Poisonous animals – Tissue is toxic; Poisoning through ingestion; Concentration differences in portions of the body – toxicity

Venomous animals – gland or glands which produces the venom and a Connecting system between gland and delivery apparatus.

Venom delivery is not "all or nothing", but rather is graded and their purposes are 1).

Capture and digestion of food, and 2). Offers protection against predators

Toxicity of venom and poison

The LD50 for any particular venom will vary, depending on:
     - The type of animal it is tested in
     - The route of injection
     - The way the venom is prepared for injection
     - Variability in both toxicity and composition of venom, both within a single animal, between animals of the same species

Properties of animal toxins

     - Complex chemistry
     - Proteins (Polypeptides, enzymes)
     - Small molecules ( Serotonin, Lipids, amines)
     - Carbohydrates
     - Metals (Magnesium, calcium, and zinc are the most prevalent metals, copper has been detected in some venoms - lethality role??)
     - Modified saliva

Venomous snakes

     - Ectothermic reptiles
     - There are at least 3,000 species of snakes (375 species danger to man; five (5) confirmed families

Pit Vipers (Crotalidae)

     - Pit vipers (e.g., rattlesnakes, cottonmouth, moccasin, and copperhead).
     - Viperine snakes have long, hinged, hollow fangs; they strike, inject venom (a voluntary action), and withdraw.
     - Many bites by vipers reportedly do not result in injection of substantial quantities of venom
     - Viperine venom is typicaly hemotoxic, necrotizing, and anticoagulant
     - Neurotoxic components are present in the venom of some species. Mojave rattlesnake (Crotalus scutulatus).

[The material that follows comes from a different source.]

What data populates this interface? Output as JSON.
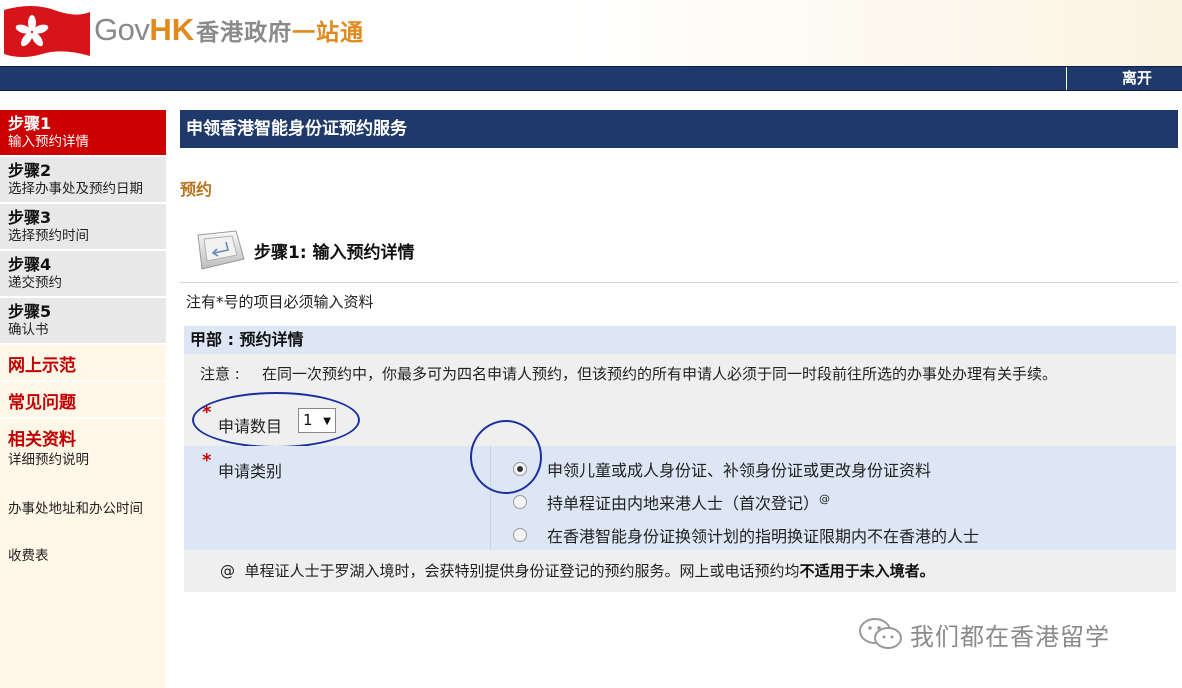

Elapine Snakes (Cobra, mamba, and coral snakes)

     - short fangs and tend to hang on and "chew" venom into their victims
     - venom is neurotoxic and paralyzes the respiratory center

Snake Bite incidence

     - Veterinary (Unknown; active humoral immunity can occur if multiple bites occur)
     - Humans (Approximately 7500 reptile bites (2001) AAPCC report. Rattlesnakes are primarily implicated.

Poisonous snakes

Species of poisonous snakes found in North Carolina - Pit Vipers (Copperhead (Agkistrodon contortrix), Cottonmouth (Agkistrodon piscivorous. Timber Rattlesnake (Crotalus horridus, Eastern diamondback rattlesnake (Crotalus adamanteus, Pygmy rattlesnake (Sistrurus miliarius), Elapidae Eastern coral snake (Micrurus fulvius fulvius)

Rattlesnake venom

     - Composition (Digestive enzymes, Spreading factors (hyaluronidases), Proteases, DNAses, RNAses)

Snake bites

Snakebite, with envenomation, is a true emergency ("Dry bites" account for ~ 50% of all bites). Rapid examination and appropriate treatment – essential. Keep the animal quiet and limit its activity